• **Task input**:
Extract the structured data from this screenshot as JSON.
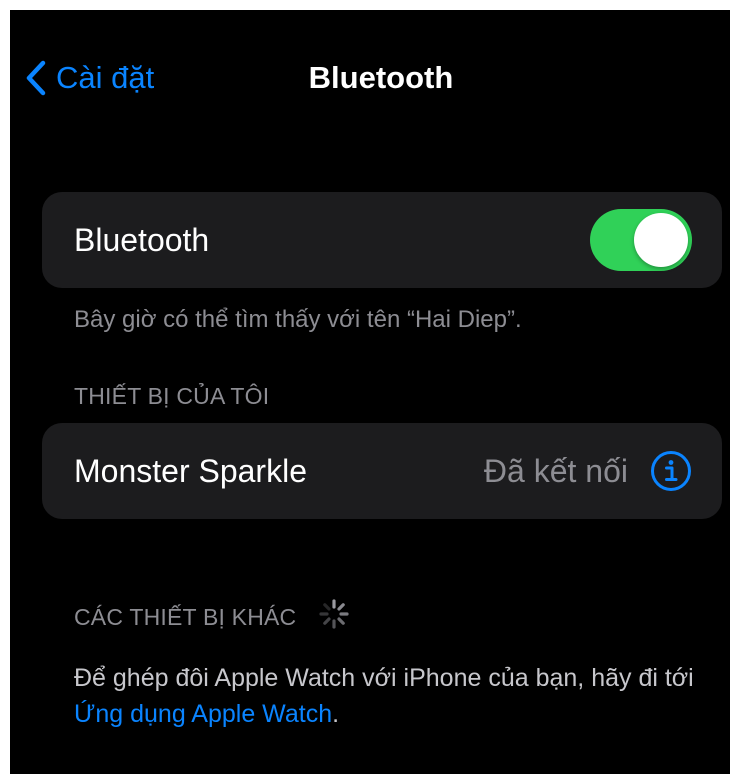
{
  "nav": {
    "back_label": "Cài đặt",
    "title": "Bluetooth"
  },
  "bluetooth": {
    "label": "Bluetooth",
    "enabled": true,
    "footer": "Bây giờ có thể tìm thấy với tên “Hai Diep”."
  },
  "my_devices": {
    "header": "THIẾT BỊ CỦA TÔI",
    "items": [
      {
        "name": "Monster Sparkle",
        "status": "Đã kết nối"
      }
    ]
  },
  "other_devices": {
    "header": "CÁC THIẾT BỊ KHÁC",
    "note_prefix": "Để ghép đôi Apple Watch với iPhone của bạn, hãy đi tới ",
    "note_link": "Ứng dụng Apple Watch",
    "note_suffix": "."
  },
  "icons": {
    "back": "chevron-left-icon",
    "info": "info-circle-icon",
    "spinner": "activity-spinner-icon"
  },
  "colors": {
    "background": "#000000",
    "group": "#1c1c1e",
    "accent": "#0a84ff",
    "toggle_on": "#30d158",
    "secondary_text": "#8d8d93"
  }
}
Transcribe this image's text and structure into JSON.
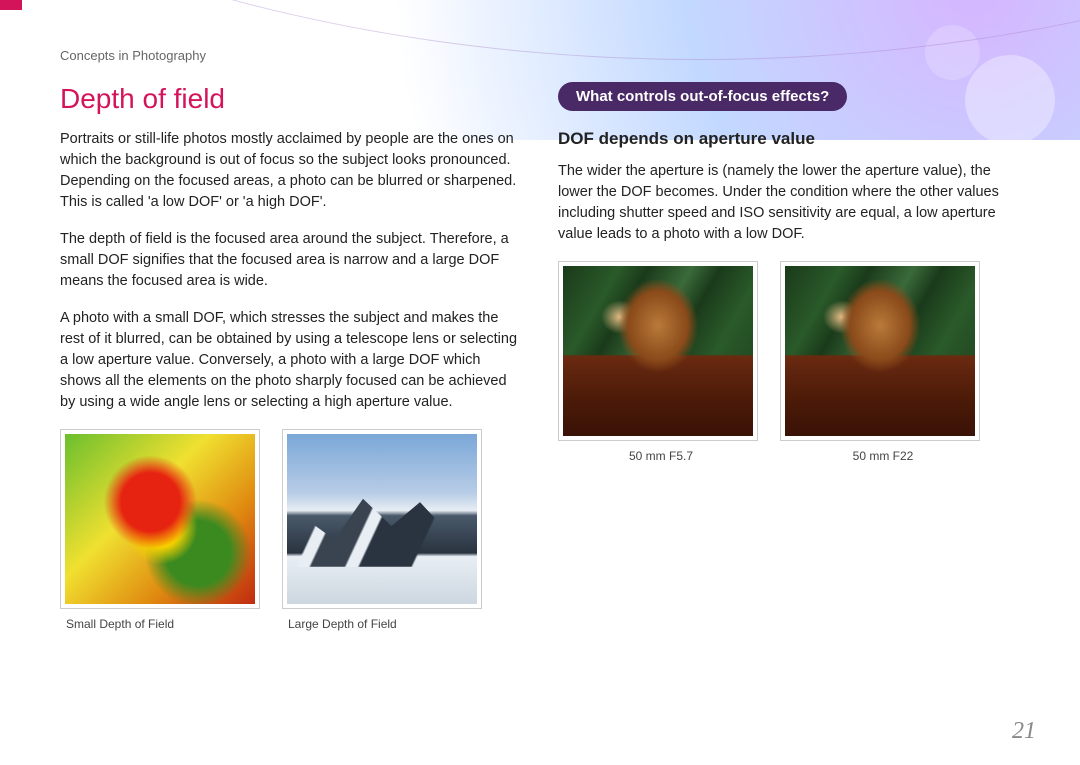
{
  "breadcrumb": "Concepts in Photography",
  "title": "Depth of field",
  "left_paragraphs": [
    "Portraits or still-life photos mostly acclaimed by people are the ones on which the background is out of focus so the subject looks pronounced. Depending on the focused areas, a photo can be blurred or sharpened. This is called 'a low DOF' or 'a high DOF'.",
    "The depth of field is the focused area around the subject. Therefore, a small DOF signifies that the focused area is narrow and a large DOF means the focused area is wide.",
    "A photo with a small DOF, which stresses the subject and makes the rest of it blurred, can be obtained by using a telescope lens or selecting a low aperture value. Conversely, a photo with a large DOF which shows all the elements on the photo sharply focused can be achieved by using a wide angle lens or selecting a high aperture value."
  ],
  "left_images": [
    {
      "caption": "Small Depth of Field"
    },
    {
      "caption": "Large Depth of Field"
    }
  ],
  "pill": "What controls out-of-focus effects?",
  "subheading": "DOF depends on aperture value",
  "right_paragraph": "The wider the aperture is (namely the lower the aperture value), the lower the DOF becomes. Under the condition where the other values including shutter speed and ISO sensitivity are equal, a low aperture value leads to a photo with a low DOF.",
  "right_images": [
    {
      "caption": "50 mm F5.7"
    },
    {
      "caption": "50 mm F22"
    }
  ],
  "page_number": "21"
}
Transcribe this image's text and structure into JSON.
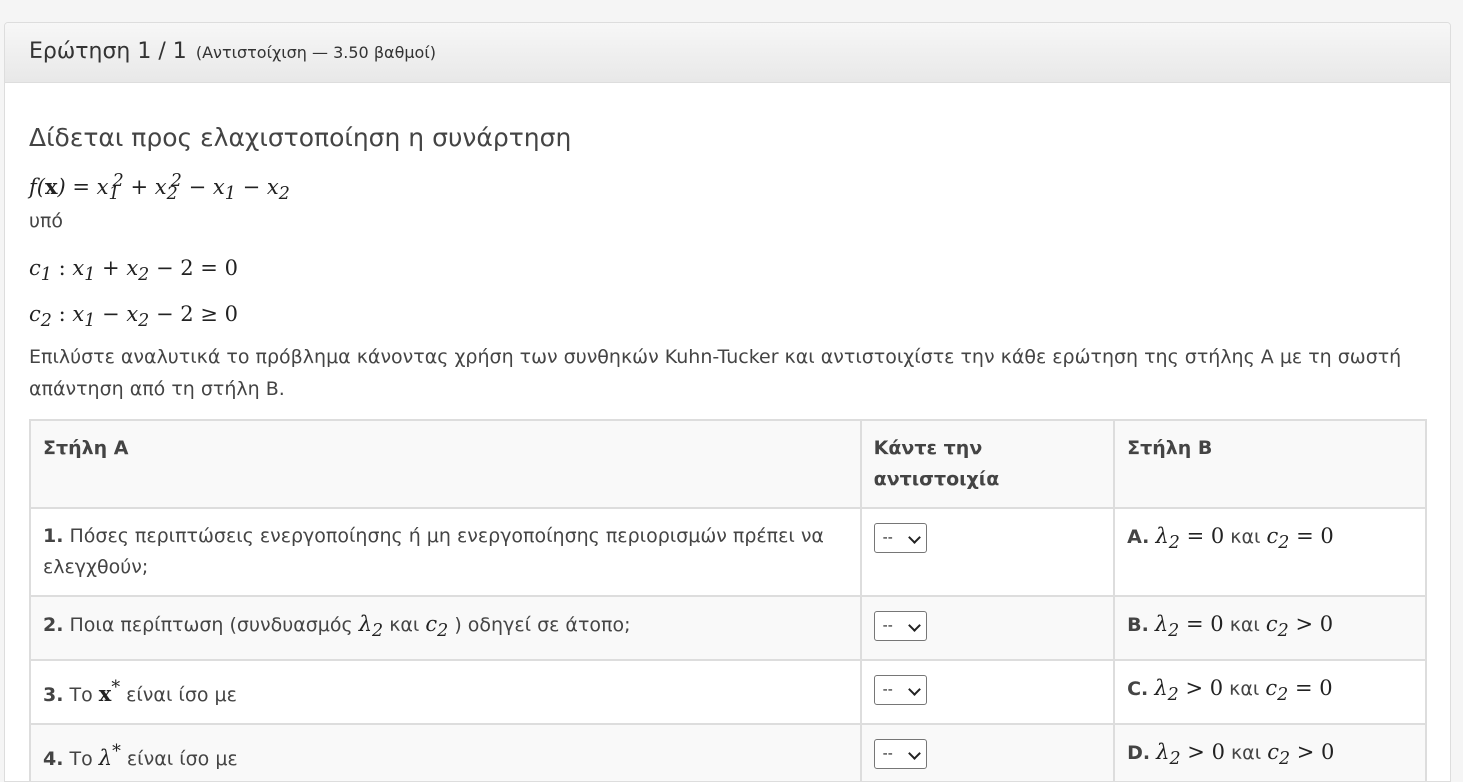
{
  "header": {
    "title": "Ερώτηση 1 / 1",
    "meta": "(Αντιστοίχιση — 3.50 βαθμοί)"
  },
  "question": {
    "intro": "Δίδεται προς ελαχιστοποίηση η συνάρτηση",
    "upo": "υπό",
    "instructions": "Επιλύστε αναλυτικά το πρόβλημα κάνοντας χρήση των συνθηκών Kuhn-Tucker και αντιστοιχίστε την κάθε ερώτηση της στήλης Α με τη σωστή απάντηση από τη στήλη Β."
  },
  "table": {
    "headers": [
      "Στήλη Α",
      "Κάντε την αντιστοιχία",
      "Στήλη Β"
    ],
    "rows": [
      {
        "num": "1.",
        "text": "Πόσες περιπτώσεις ενεργοποίησης ή μη ενεργοποίησης περιορισμών πρέπει να ελεγχθούν;",
        "select": "--",
        "letter": "A.",
        "connector": "και"
      },
      {
        "num": "2.",
        "text_before": "Ποια περίπτωση (συνδυασμός",
        "text_mid": "και",
        "text_after": ") οδηγεί σε άτοπο;",
        "select": "--",
        "letter": "B.",
        "connector": "και"
      },
      {
        "num": "3.",
        "text_before": "Το",
        "text_after": "είναι ίσο με",
        "select": "--",
        "letter": "C.",
        "connector": "και"
      },
      {
        "num": "4.",
        "text_before": "Το",
        "text_after": "είναι ίσο με",
        "select": "--",
        "letter": "D.",
        "connector": "και"
      }
    ]
  }
}
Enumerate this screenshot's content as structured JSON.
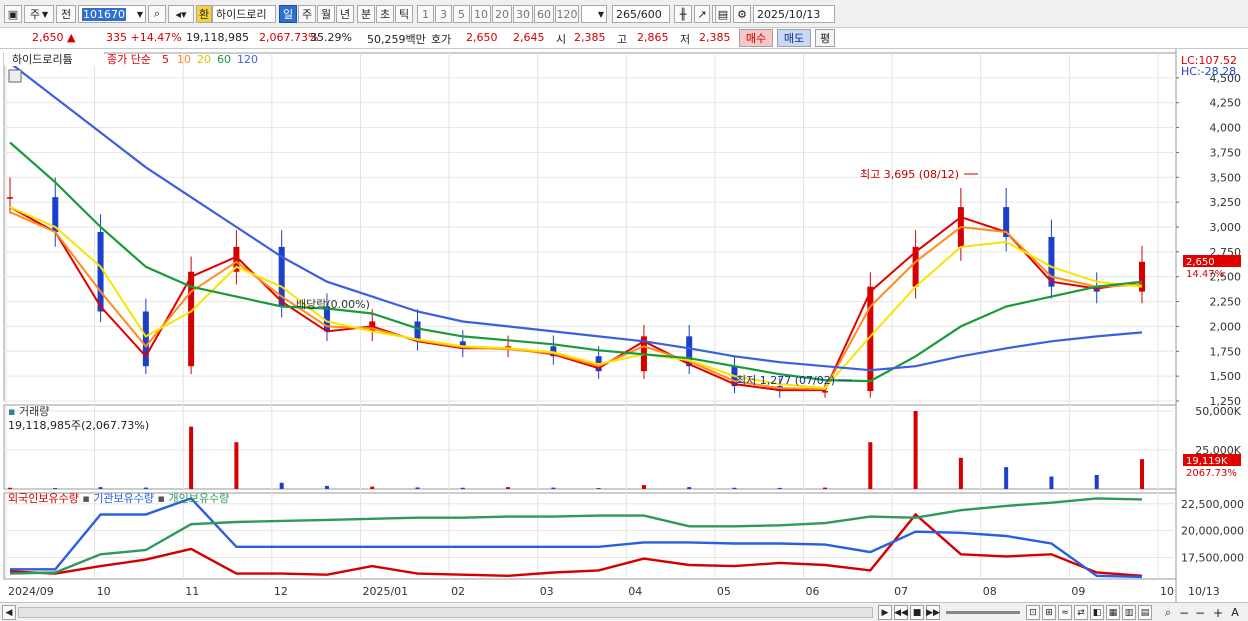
{
  "toolbar": {
    "market_label": "주",
    "prev_label": "전",
    "stock_code": "101670",
    "stock_name": "하이드로리",
    "halt_badge": "환",
    "period_tabs": [
      "일",
      "주",
      "월",
      "년",
      "분",
      "초",
      "틱"
    ],
    "minute_options": [
      "1",
      "3",
      "5",
      "10",
      "20",
      "30",
      "60",
      "120"
    ],
    "count_value": "265",
    "count_total": "/600",
    "date_value": "2025/10/13"
  },
  "infobar": {
    "price": "2,650",
    "change": "335",
    "change_pct": "+14.47%",
    "volume": "19,118,985",
    "volume_pct": "2,067.73%",
    "turnover_pct": "35.29%",
    "amount": "50,259백만",
    "quote_label": "호가",
    "ask": "2,650",
    "bid": "2,645",
    "open_label": "시",
    "open": "2,385",
    "high_label": "고",
    "high": "2,865",
    "low_label": "저",
    "low": "2,385",
    "buy_label": "매수",
    "sell_label": "매도",
    "eval_label": "평"
  },
  "price_panel": {
    "title": "하이드로리튬",
    "ma_label": "종가 단순",
    "ma_periods": [
      "5",
      "10",
      "20",
      "60",
      "120"
    ],
    "lc_label": "LC:107.52",
    "hc_label": "HC:-28.28",
    "current_price_tag": "2,650",
    "current_change_tag": "14.47%",
    "high_annotation": "최고 3,695 (08/12)",
    "low_annotation": "최저 1,277 (07/02)",
    "dividend_annotation": "배당락(0.00%)"
  },
  "volume_panel": {
    "title": "거래량",
    "subtitle": "19,118,985주(2,067.73%)",
    "current_tag": "19,119K",
    "current_pct_tag": "2067.73%"
  },
  "holding_panel": {
    "legend": [
      "외국인보유수량",
      "기관보유수량",
      "개인보유수량"
    ]
  },
  "x_axis": {
    "labels": [
      "2024/09",
      "10",
      "11",
      "12",
      "2025/01",
      "02",
      "03",
      "04",
      "05",
      "06",
      "07",
      "08",
      "09",
      "10",
      "10/13"
    ]
  },
  "colors": {
    "up": "#d40000",
    "down": "#1c3fcc",
    "ma5": "#e00000",
    "ma10": "#ff8c1a",
    "ma20": "#f5e600",
    "ma60": "#1a9a3a",
    "ma120": "#3b5fe0",
    "foreign": "#d40000",
    "institution": "#2a5fe0",
    "individual": "#2e9a5a"
  },
  "chart_data": [
    {
      "type": "line",
      "name": "price",
      "x": [
        "2024/09",
        "10",
        "11",
        "12",
        "2025/01",
        "02",
        "03",
        "04",
        "05",
        "06",
        "07",
        "08",
        "09",
        "10"
      ],
      "ylim": [
        1250,
        4750
      ],
      "yticks": [
        1250,
        1500,
        1750,
        2000,
        2250,
        2500,
        2750,
        3000,
        3250,
        3500,
        3750,
        4000,
        4250,
        4500
      ],
      "ytick_labels": [
        "1,250",
        "1,500",
        "1,750",
        "2,000",
        "2,250",
        "2,500",
        "2,750",
        "3,000",
        "3,250",
        "3,500",
        "3,750",
        "4,000",
        "4,250",
        "4,500"
      ],
      "close": [
        3300,
        2950,
        2150,
        1600,
        2550,
        2800,
        2200,
        1950,
        2050,
        1850,
        1780,
        1800,
        1700,
        1550,
        1900,
        1600,
        1400,
        1350,
        1350,
        2400,
        2800,
        3200,
        2900,
        2400,
        2350,
        2650
      ],
      "series": [
        {
          "name": "5",
          "values": [
            3200,
            2950,
            2200,
            1700,
            2500,
            2700,
            2250,
            1950,
            2000,
            1850,
            1780,
            1780,
            1720,
            1580,
            1850,
            1620,
            1420,
            1360,
            1360,
            2350,
            2750,
            3100,
            2950,
            2450,
            2380,
            2450
          ]
        },
        {
          "name": "10",
          "values": [
            3150,
            2950,
            2350,
            1800,
            2350,
            2650,
            2300,
            2000,
            1980,
            1860,
            1790,
            1770,
            1730,
            1600,
            1800,
            1650,
            1450,
            1380,
            1370,
            2200,
            2650,
            3000,
            2950,
            2500,
            2400,
            2420
          ]
        },
        {
          "name": "20",
          "values": [
            3200,
            3000,
            2600,
            1900,
            2150,
            2600,
            2400,
            2050,
            1950,
            1870,
            1800,
            1780,
            1740,
            1620,
            1720,
            1660,
            1500,
            1420,
            1380,
            1900,
            2400,
            2800,
            2850,
            2600,
            2450,
            2400
          ]
        },
        {
          "name": "60",
          "values": [
            3850,
            3450,
            3000,
            2600,
            2400,
            2300,
            2200,
            2180,
            2130,
            1980,
            1900,
            1860,
            1820,
            1760,
            1720,
            1680,
            1600,
            1520,
            1460,
            1450,
            1700,
            2000,
            2200,
            2300,
            2400,
            2450
          ]
        },
        {
          "name": "120",
          "values": [
            4650,
            4300,
            3950,
            3600,
            3300,
            3000,
            2700,
            2450,
            2300,
            2150,
            2050,
            2000,
            1950,
            1900,
            1850,
            1780,
            1700,
            1640,
            1600,
            1560,
            1600,
            1700,
            1780,
            1850,
            1900,
            1940
          ]
        }
      ]
    },
    {
      "type": "bar",
      "name": "volume",
      "ylim": [
        0,
        50000
      ],
      "yticks": [
        25000,
        50000
      ],
      "ytick_labels": [
        "25,000K",
        "50,000K"
      ],
      "values": [
        800,
        600,
        1200,
        900,
        40000,
        30000,
        4000,
        2000,
        1500,
        1000,
        800,
        1200,
        900,
        600,
        2500,
        1200,
        800,
        700,
        900,
        30000,
        50000,
        20000,
        14000,
        8000,
        9000,
        19119
      ]
    },
    {
      "type": "line",
      "name": "holdings",
      "ylim": [
        15500000,
        23500000
      ],
      "yticks": [
        17500000,
        20000000,
        22500000
      ],
      "ytick_labels": [
        "17,500,000",
        "20,000,000",
        "22,500,000"
      ],
      "series": [
        {
          "name": "외국인보유수량",
          "values": [
            16200000,
            16000000,
            16700000,
            17300000,
            18300000,
            16000000,
            16000000,
            15900000,
            16700000,
            16000000,
            15900000,
            15800000,
            16100000,
            16300000,
            17400000,
            16800000,
            16700000,
            17000000,
            16800000,
            16300000,
            21500000,
            17800000,
            17600000,
            17800000,
            16100000,
            15800000
          ]
        },
        {
          "name": "기관보유수량",
          "values": [
            16400000,
            16400000,
            21500000,
            21500000,
            23000000,
            18500000,
            18500000,
            18500000,
            18500000,
            18500000,
            18500000,
            18500000,
            18500000,
            18500000,
            18900000,
            18900000,
            18800000,
            18800000,
            18700000,
            18000000,
            19900000,
            19800000,
            19500000,
            18800000,
            15800000,
            15700000
          ]
        },
        {
          "name": "개인보유수량",
          "values": [
            16000000,
            16100000,
            17800000,
            18200000,
            20600000,
            20800000,
            20900000,
            21000000,
            21100000,
            21200000,
            21200000,
            21300000,
            21300000,
            21400000,
            21400000,
            20400000,
            20400000,
            20500000,
            20700000,
            21300000,
            21200000,
            21900000,
            22300000,
            22600000,
            23000000,
            22900000
          ]
        }
      ]
    }
  ]
}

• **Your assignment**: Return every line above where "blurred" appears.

• **Response to the task**:
    "Portraits or still-life photos mostly acclaimed by people are the ones on which the background is out of focus so the subject looks pronounced. Depending on the focused areas, a photo can be blurred or sharpened. This is called 'a low DOF' or 'a high DOF'.",
    "A photo with a small DOF, which stresses the subject and makes the rest of it blurred, can be obtained by using a telescope lens or selecting a low aperture value. Conversely, a photo with a large DOF which shows all the elements on the photo sharply focused can be achieved by using a wide angle lens or selecting a high aperture value."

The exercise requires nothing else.